The writers of SPN need to make us understand what they consider innocent/Good or Evil/Bad... Bobby did not have a real "innocent" soul; after all he killed his wife without trying to find out if there was a way to save her. Castiel is an "angel" who is not that good; he has done many evil things (bringing the levithians to earth and going on a killing spre; also killing poor Alfie... even though he wasn't himself, his subconstious should have warned him}. Neither Sam nor Dean are perfect; they both killed a lot of people who deserve to live (Amy/that cute bartender that Sam killed while he was missing his soul)... Also some of the demons are also kinda tolerable... Megan; even Crowley was helpful at some point... A real "innocent" soul would be someone who has never done something wrong that will hurt others. And a "demon" is someone who is constantly trying to hurt others!
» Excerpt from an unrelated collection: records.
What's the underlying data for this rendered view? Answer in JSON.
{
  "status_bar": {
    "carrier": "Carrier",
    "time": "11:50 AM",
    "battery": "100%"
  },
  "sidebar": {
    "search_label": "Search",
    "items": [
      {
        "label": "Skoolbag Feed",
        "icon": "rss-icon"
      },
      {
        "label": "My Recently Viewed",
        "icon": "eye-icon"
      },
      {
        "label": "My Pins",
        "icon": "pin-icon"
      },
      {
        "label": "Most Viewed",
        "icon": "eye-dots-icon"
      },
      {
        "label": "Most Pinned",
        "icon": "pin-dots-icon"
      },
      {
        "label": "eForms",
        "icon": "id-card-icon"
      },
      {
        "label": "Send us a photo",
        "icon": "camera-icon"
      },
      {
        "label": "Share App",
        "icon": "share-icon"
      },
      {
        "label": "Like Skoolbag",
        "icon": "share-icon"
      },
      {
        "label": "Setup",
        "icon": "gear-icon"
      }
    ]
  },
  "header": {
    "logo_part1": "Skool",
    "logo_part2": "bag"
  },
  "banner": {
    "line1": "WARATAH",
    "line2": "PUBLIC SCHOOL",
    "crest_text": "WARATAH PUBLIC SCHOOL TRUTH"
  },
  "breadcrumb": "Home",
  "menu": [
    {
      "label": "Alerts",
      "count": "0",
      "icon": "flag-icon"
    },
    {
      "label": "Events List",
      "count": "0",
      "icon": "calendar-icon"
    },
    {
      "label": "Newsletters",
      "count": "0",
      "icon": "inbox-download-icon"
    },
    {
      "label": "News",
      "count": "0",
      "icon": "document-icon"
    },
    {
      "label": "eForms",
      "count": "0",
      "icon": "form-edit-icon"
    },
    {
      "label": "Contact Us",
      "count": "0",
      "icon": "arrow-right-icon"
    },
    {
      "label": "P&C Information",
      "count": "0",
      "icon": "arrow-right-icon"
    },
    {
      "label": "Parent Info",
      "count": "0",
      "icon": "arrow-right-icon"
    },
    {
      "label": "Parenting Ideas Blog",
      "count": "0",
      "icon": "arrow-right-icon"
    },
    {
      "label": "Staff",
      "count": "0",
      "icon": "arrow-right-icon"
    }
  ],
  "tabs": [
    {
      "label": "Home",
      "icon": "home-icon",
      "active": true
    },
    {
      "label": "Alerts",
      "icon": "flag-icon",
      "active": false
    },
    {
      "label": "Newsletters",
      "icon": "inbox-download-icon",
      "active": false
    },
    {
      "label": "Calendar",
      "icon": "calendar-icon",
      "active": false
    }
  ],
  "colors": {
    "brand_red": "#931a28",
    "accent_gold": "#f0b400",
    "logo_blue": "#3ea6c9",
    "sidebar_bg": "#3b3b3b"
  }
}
All the characters keep shifting to both, even the angels are evil sometimes...


I see comments about the balance between good and evil being upset if the gates to hell are closed. Well heaven is bad too. The archangels started all of this. Lucifer created demons, and sent Abbadon to destroy the Men of Letters to keep humanity blind to all of this, while Michael instructed Cupids to breed the Winchesters to be vessels. Where is the balance between good and evil? Heaven seems more evil than Hell.


Meg is not coming back, there is no reason for it, she was a villian for most of the show, and making her 'sort of good' has no point. Also, she was intrigued with Castiel because he was an angel, if Cas becomes human, as I suspect he will, Meg would have no interest in him. PS, if you want to see the demon they will 'cure' just check out scenes from next weeks ep, hint: its a character introduced this season.

Tags: ,